Doctor of Philosophy (PhD)


Geology and Geophysics

Document Type



Sedimentary basin structure in the northern Los Angeles area have been identified using a nodal seismic array along 10 lines across three basins. The dense array consists of 758 seismic nodes spaced ~250-300 m apart along the lines that recorded seismic responses for 30-35 days. We applied the receiver function (RF) technique to 16 teleseismic events to investigate the basin structure. Primary basin converted phases were identified in the receiver functions. A shear wave velocity model produced in a separate study using the same dataset was incorporated to convert the basin time arrivals to depth. The deepest part of the San Bernardino basin was identified near the Loma Linda fault at a depth of 2.4 km. Basin depths identified at pierce points for separate events revealed lateral changes in basin depth across distances of ~2-3 km near individual stations. A significant change in basin depth was identified within a small distance of ~4 km near the San Jacinto fault. The San Gabriel basin exhibited the largest basin depths and Ps arrival times of all three basins, with a maximum depth of 4.2 km. The high lateral resolution from the dense array helped to reveal more continuous structures and reduce uncertainties in the RFs interpretation. We discovered a more complex basin structure than previously identified. Our findings show that the basins’ core areas are not the deepest, and significant changes in basin depth were observed near some faults, including the San Jacinto fault, Fontana fault, Red Hill fault and Indian-Hill fault. This work has been previously published as “Basin Structure for Earthquake Ground Motion Estimates in Urban Los Angeles Mapped with Nodal Receiver Functions”, Geosciences 2023, 13, 320.
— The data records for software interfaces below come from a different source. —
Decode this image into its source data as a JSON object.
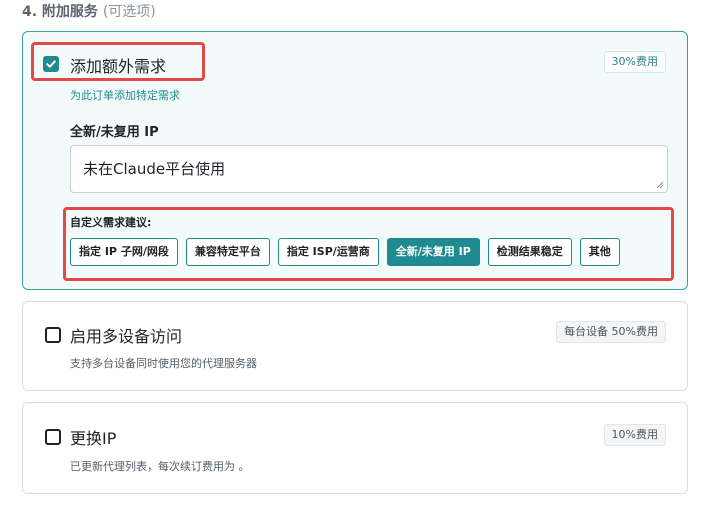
{
  "section": {
    "title": "4. 附加服务",
    "optional": "(可选项)"
  },
  "services": [
    {
      "title": "添加额外需求",
      "fee": "30%费用",
      "hint": "为此订单添加特定需求",
      "checked": true,
      "field": {
        "label": "全新/未复用 IP",
        "value": "未在Claude平台使用"
      },
      "suggestions": {
        "label": "自定义需求建议:",
        "chips": [
          {
            "label": "指定 IP 子网/网段",
            "selected": false
          },
          {
            "label": "兼容特定平台",
            "selected": false
          },
          {
            "label": "指定 ISP/运营商",
            "selected": false
          },
          {
            "label": "全新/未复用 IP",
            "selected": true
          },
          {
            "label": "检测结果稳定",
            "selected": false
          },
          {
            "label": "其他",
            "selected": false
          }
        ]
      }
    },
    {
      "title": "启用多设备访问",
      "fee": "每台设备 50%费用",
      "hint": "支持多台设备同时使用您的代理服务器",
      "checked": false
    },
    {
      "title": "更换IP",
      "fee": "10%费用",
      "hint": "已更新代理列表，每次续订费用为 。",
      "checked": false
    }
  ],
  "colors": {
    "accent": "#1f8a8f",
    "highlight": "#e24a4a",
    "active_bg": "#f3fafa"
  }
}
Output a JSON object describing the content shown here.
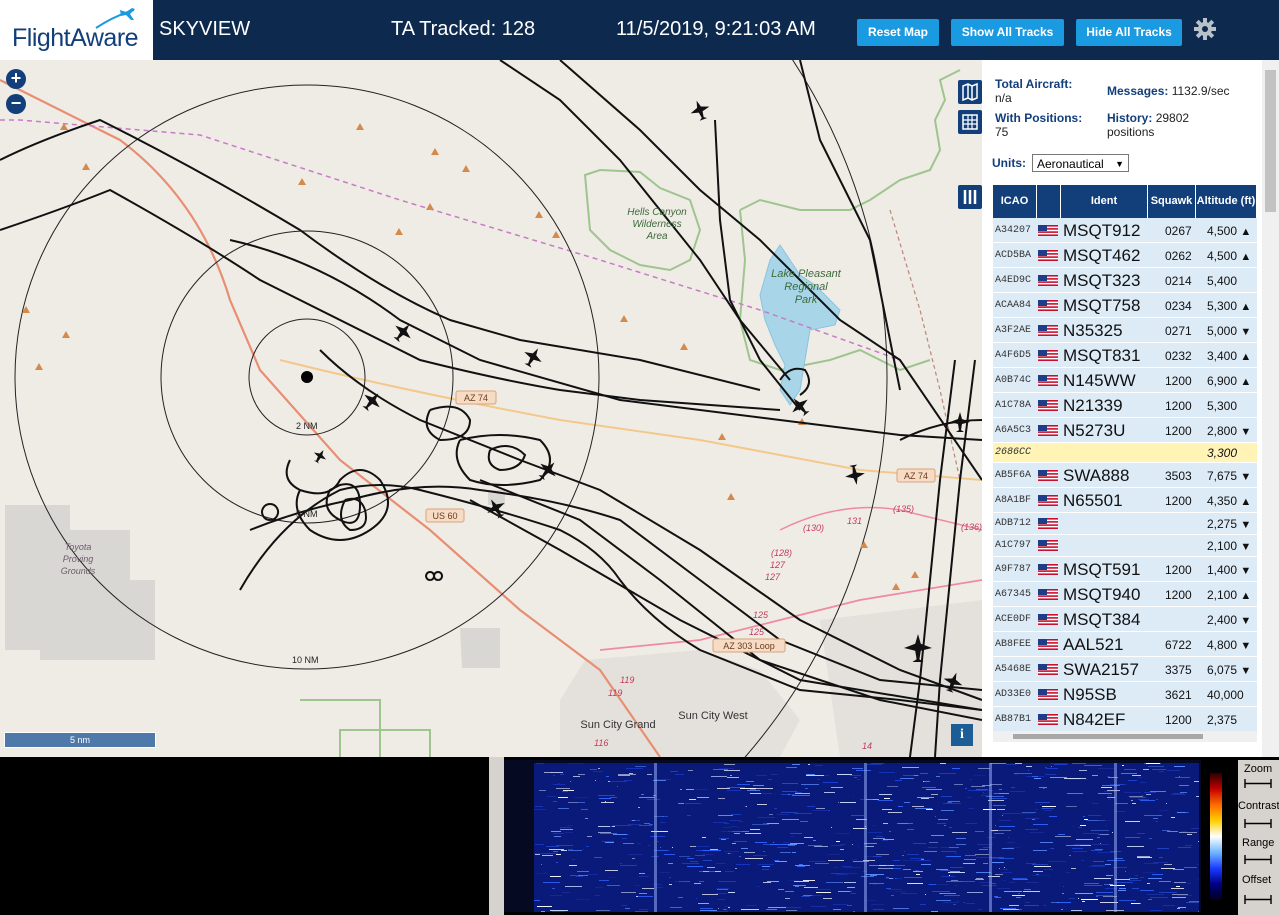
{
  "header": {
    "logo_text": "FlightAware",
    "site_name": "SKYVIEW",
    "tracked": "TA Tracked: 128",
    "datetime": "11/5/2019, 9:21:03 AM",
    "reset_map": "Reset Map",
    "show_tracks": "Show All Tracks",
    "hide_tracks": "Hide All Tracks",
    "settings_icon": "gear-icon"
  },
  "map": {
    "labels": {
      "hells_canyon": [
        "Hells Canyon",
        "Wilderness",
        "Area"
      ],
      "lake_pleasant": [
        "Lake Pleasant",
        "Regional",
        "Park"
      ],
      "toyota": [
        "Toyota",
        "Proving",
        "Grounds"
      ],
      "sun_city_grand": "Sun City Grand",
      "sun_city_west": "Sun City West",
      "az74_a": "AZ 74",
      "az74_b": "AZ 74",
      "us60": "US 60",
      "az303": "AZ 303 Loop",
      "ring_2": "2 NM",
      "ring_5": "5 NM",
      "ring_10": "10 NM",
      "r130": "(130)",
      "r135": "(135)",
      "r136": "(136)",
      "r131": "131",
      "r128": "(128)",
      "r127a": "127",
      "r127b": "127",
      "r125a": "125",
      "r125b": "125",
      "r119a": "119",
      "r119b": "119",
      "r116": "116",
      "r14": "14"
    },
    "scale": "5 nm",
    "zoom_in": "+",
    "zoom_out": "−",
    "info": "i"
  },
  "stats": {
    "total_label": "Total Aircraft:",
    "total_value": "n/a",
    "messages_label": "Messages:",
    "messages_value": "1132.9/sec",
    "positions_label": "With Positions:",
    "positions_value": "75",
    "history_label": "History:",
    "history_value": "29802",
    "history_unit": "positions",
    "units_label": "Units:",
    "units_value": "Aeronautical"
  },
  "table": {
    "headers": [
      "ICAO",
      "",
      "Ident",
      "Squawk",
      "Altitude (ft)"
    ],
    "rows": [
      {
        "icao": "A34207",
        "ident": "MSQT912",
        "squawk": "0267",
        "alt": "4,500",
        "trend": "▲"
      },
      {
        "icao": "ACD5BA",
        "ident": "MSQT462",
        "squawk": "0262",
        "alt": "4,500",
        "trend": "▲"
      },
      {
        "icao": "A4ED9C",
        "ident": "MSQT323",
        "squawk": "0214",
        "alt": "5,400",
        "trend": ""
      },
      {
        "icao": "ACAA84",
        "ident": "MSQT758",
        "squawk": "0234",
        "alt": "5,300",
        "trend": "▲"
      },
      {
        "icao": "A3F2AE",
        "ident": "N35325",
        "squawk": "0271",
        "alt": "5,000",
        "trend": "▼"
      },
      {
        "icao": "A4F6D5",
        "ident": "MSQT831",
        "squawk": "0232",
        "alt": "3,400",
        "trend": "▲"
      },
      {
        "icao": "A0B74C",
        "ident": "N145WW",
        "squawk": "1200",
        "alt": "6,900",
        "trend": "▲"
      },
      {
        "icao": "A1C78A",
        "ident": "N21339",
        "squawk": "1200",
        "alt": "5,300",
        "trend": ""
      },
      {
        "icao": "A6A5C3",
        "ident": "N5273U",
        "squawk": "1200",
        "alt": "2,800",
        "trend": "▼"
      },
      {
        "icao": "2686CC",
        "ident": "",
        "squawk": "",
        "alt": "3,300",
        "trend": ""
      },
      {
        "icao": "AB5F6A",
        "ident": "SWA888",
        "squawk": "3503",
        "alt": "7,675",
        "trend": "▼"
      },
      {
        "icao": "A8A1BF",
        "ident": "N65501",
        "squawk": "1200",
        "alt": "4,350",
        "trend": "▲"
      },
      {
        "icao": "ADB712",
        "ident": "",
        "squawk": "",
        "alt": "2,275",
        "trend": "▼"
      },
      {
        "icao": "A1C797",
        "ident": "",
        "squawk": "",
        "alt": "2,100",
        "trend": "▼"
      },
      {
        "icao": "A9F787",
        "ident": "MSQT591",
        "squawk": "1200",
        "alt": "1,400",
        "trend": "▼"
      },
      {
        "icao": "A67345",
        "ident": "MSQT940",
        "squawk": "1200",
        "alt": "2,100",
        "trend": "▲"
      },
      {
        "icao": "ACE0DF",
        "ident": "MSQT384",
        "squawk": "",
        "alt": "2,400",
        "trend": "▼"
      },
      {
        "icao": "AB8FEE",
        "ident": "AAL521",
        "squawk": "6722",
        "alt": "4,800",
        "trend": "▼"
      },
      {
        "icao": "A5468E",
        "ident": "SWA2157",
        "squawk": "3375",
        "alt": "6,075",
        "trend": "▼"
      },
      {
        "icao": "AD33E0",
        "ident": "N95SB",
        "squawk": "3621",
        "alt": "40,000",
        "trend": ""
      },
      {
        "icao": "AB87B1",
        "ident": "N842EF",
        "squawk": "1200",
        "alt": "2,375",
        "trend": ""
      }
    ]
  },
  "waterfall": {
    "zoom": "Zoom",
    "contrast": "Contrast",
    "range": "Range",
    "offset": "Offset"
  }
}
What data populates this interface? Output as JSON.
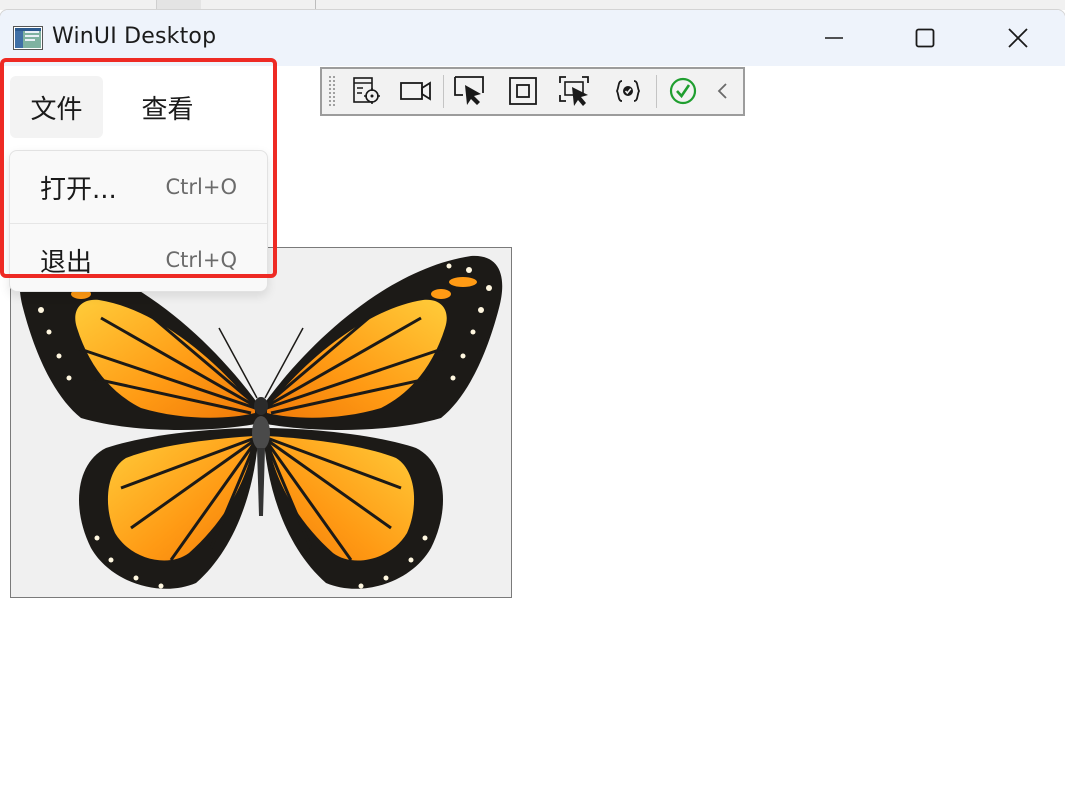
{
  "window": {
    "title": "WinUI Desktop",
    "app_icon": "app-window-icon",
    "caption_buttons": [
      "minimize-icon",
      "maximize-icon",
      "close-icon"
    ]
  },
  "menubar": {
    "items": [
      {
        "label": "文件",
        "active": true
      },
      {
        "label": "查看",
        "active": false
      }
    ]
  },
  "file_menu": {
    "items": [
      {
        "label": "打开...",
        "shortcut": "Ctrl+O"
      },
      {
        "label": "退出",
        "shortcut": "Ctrl+Q"
      }
    ]
  },
  "debug_toolbar": {
    "buttons": [
      "live-visual-tree-target-icon",
      "record-video-icon",
      "select-element-icon",
      "display-layout-adorners-icon",
      "track-focus-icon",
      "binding-failures-icon",
      "accessibility-check-icon",
      "collapse-toolbar-icon"
    ],
    "accent": "#1f9e2f"
  },
  "image": {
    "subject": "butterfly-image"
  },
  "annotation": {
    "color": "#ee2a24"
  }
}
Committee Chair

Patricia Persaud

Available for download on Monday, January 04, 2027